Data extracted from a collection
********************

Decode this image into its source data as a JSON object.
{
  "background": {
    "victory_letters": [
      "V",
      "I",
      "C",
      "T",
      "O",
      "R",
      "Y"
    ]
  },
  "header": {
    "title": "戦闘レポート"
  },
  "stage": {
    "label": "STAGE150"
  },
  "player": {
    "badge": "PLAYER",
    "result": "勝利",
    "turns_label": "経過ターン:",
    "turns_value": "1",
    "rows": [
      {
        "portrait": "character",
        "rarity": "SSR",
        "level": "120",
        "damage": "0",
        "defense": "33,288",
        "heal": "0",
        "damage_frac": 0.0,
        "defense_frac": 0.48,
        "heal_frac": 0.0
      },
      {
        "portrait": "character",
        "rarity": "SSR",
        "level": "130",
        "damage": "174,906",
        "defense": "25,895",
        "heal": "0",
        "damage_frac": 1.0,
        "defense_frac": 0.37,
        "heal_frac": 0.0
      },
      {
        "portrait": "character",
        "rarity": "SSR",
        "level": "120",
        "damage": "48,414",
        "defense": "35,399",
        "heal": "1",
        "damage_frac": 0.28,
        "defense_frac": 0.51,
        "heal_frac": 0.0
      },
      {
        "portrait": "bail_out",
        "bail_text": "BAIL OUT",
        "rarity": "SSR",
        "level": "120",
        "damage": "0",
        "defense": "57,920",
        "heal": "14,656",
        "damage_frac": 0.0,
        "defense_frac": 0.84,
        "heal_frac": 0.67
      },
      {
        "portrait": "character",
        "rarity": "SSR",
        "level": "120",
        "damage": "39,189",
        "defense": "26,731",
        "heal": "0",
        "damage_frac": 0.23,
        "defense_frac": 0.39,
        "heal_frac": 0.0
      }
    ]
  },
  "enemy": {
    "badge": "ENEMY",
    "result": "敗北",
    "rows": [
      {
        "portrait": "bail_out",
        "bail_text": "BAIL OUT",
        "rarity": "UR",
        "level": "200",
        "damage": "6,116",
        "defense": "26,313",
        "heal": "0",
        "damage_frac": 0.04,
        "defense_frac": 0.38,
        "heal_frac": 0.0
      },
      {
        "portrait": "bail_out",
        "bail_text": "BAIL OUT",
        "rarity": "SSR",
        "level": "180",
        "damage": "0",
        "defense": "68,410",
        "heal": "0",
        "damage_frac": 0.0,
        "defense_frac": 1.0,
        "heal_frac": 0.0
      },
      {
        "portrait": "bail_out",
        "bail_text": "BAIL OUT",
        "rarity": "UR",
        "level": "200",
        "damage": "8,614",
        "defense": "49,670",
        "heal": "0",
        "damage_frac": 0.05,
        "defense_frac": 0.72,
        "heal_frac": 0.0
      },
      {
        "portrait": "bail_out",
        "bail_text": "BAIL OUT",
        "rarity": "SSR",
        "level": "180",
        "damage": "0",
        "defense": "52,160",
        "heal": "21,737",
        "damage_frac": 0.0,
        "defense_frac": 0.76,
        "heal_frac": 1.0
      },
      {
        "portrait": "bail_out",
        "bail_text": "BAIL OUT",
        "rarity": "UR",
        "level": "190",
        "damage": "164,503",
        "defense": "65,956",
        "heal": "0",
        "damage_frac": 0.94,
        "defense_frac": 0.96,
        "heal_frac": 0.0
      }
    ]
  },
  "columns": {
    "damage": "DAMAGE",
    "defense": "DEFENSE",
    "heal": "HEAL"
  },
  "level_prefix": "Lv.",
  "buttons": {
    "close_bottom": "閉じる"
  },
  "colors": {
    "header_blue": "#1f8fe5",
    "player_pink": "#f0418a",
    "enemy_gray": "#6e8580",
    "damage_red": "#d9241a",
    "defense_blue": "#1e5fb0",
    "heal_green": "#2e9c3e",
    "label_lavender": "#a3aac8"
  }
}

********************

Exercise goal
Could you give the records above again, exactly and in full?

Exercise output
Decode this image into its source data as a JSON object.
{
  "background": {
    "victory_letters": [
      "V",
      "I",
      "C",
      "T",
      "O",
      "R",
      "Y"
    ]
  },
  "header": {
    "title": "戦闘レポート"
  },
  "stage": {
    "label": "STAGE150"
  },
  "player": {
    "badge": "PLAYER",
    "result": "勝利",
    "turns_label": "経過ターン:",
    "turns_value": "1",
    "rows": [
      {
        "portrait": "character",
        "rarity": "SSR",
        "level": "120",
        "damage": "0",
        "defense": "33,288",
        "heal": "0",
        "damage_frac": 0.0,
        "defense_frac": 0.48,
        "heal_frac": 0.0
      },
      {
        "portrait": "character",
        "rarity": "SSR",
        "level": "130",
        "damage": "174,906",
        "defense": "25,895",
        "heal": "0",
        "damage_frac": 1.0,
        "defense_frac": 0.37,
        "heal_frac": 0.0
      },
      {
        "portrait": "character",
        "rarity": "SSR",
        "level": "120",
        "damage": "48,414",
        "defense": "35,399",
        "heal": "1",
        "damage_frac": 0.28,
        "defense_frac": 0.51,
        "heal_frac": 0.0
      },
      {
        "portrait": "bail_out",
        "bail_text": "BAIL OUT",
        "rarity": "SSR",
        "level": "120",
        "damage": "0",
        "defense": "57,920",
        "heal": "14,656",
        "damage_frac": 0.0,
        "defense_frac": 0.84,
        "heal_frac": 0.67
      },
      {
        "portrait": "character",
        "rarity": "SSR",
        "level": "120",
        "damage": "39,189",
        "defense": "26,731",
        "heal": "0",
        "damage_frac": 0.23,
        "defense_frac": 0.39,
        "heal_frac": 0.0
      }
    ]
  },
  "enemy": {
    "badge": "ENEMY",
    "result": "敗北",
    "rows": [
      {
        "portrait": "bail_out",
        "bail_text": "BAIL OUT",
        "rarity": "UR",
        "level": "200",
        "damage": "6,116",
        "defense": "26,313",
        "heal": "0",
        "damage_frac": 0.04,
        "defense_frac": 0.38,
        "heal_frac": 0.0
      },
      {
        "portrait": "bail_out",
        "bail_text": "BAIL OUT",
        "rarity": "SSR",
        "level": "180",
        "damage": "0",
        "defense": "68,410",
        "heal": "0",
        "damage_frac": 0.0,
        "defense_frac": 1.0,
        "heal_frac": 0.0
      },
      {
        "portrait": "bail_out",
        "bail_text": "BAIL OUT",
        "rarity": "UR",
        "level": "200",
        "damage": "8,614",
        "defense": "49,670",
        "heal": "0",
        "damage_frac": 0.05,
        "defense_frac": 0.72,
        "heal_frac": 0.0
      },
      {
        "portrait": "bail_out",
        "bail_text": "BAIL OUT",
        "rarity": "SSR",
        "level": "180",
        "damage": "0",
        "defense": "52,160",
        "heal": "21,737",
        "damage_frac": 0.0,
        "defense_frac": 0.76,
        "heal_frac": 1.0
      },
      {
        "portrait": "bail_out",
        "bail_text": "BAIL OUT",
        "rarity": "UR",
        "level": "190",
        "damage": "164,503",
        "defense": "65,956",
        "heal": "0",
        "damage_frac": 0.94,
        "defense_frac": 0.96,
        "heal_frac": 0.0
      }
    ]
  },
  "columns": {
    "damage": "DAMAGE",
    "defense": "DEFENSE",
    "heal": "HEAL"
  },
  "level_prefix": "Lv.",
  "buttons": {
    "close_bottom": "閉じる"
  },
  "colors": {
    "header_blue": "#1f8fe5",
    "player_pink": "#f0418a",
    "enemy_gray": "#6e8580",
    "damage_red": "#d9241a",
    "defense_blue": "#1e5fb0",
    "heal_green": "#2e9c3e",
    "label_lavender": "#a3aac8"
  }
}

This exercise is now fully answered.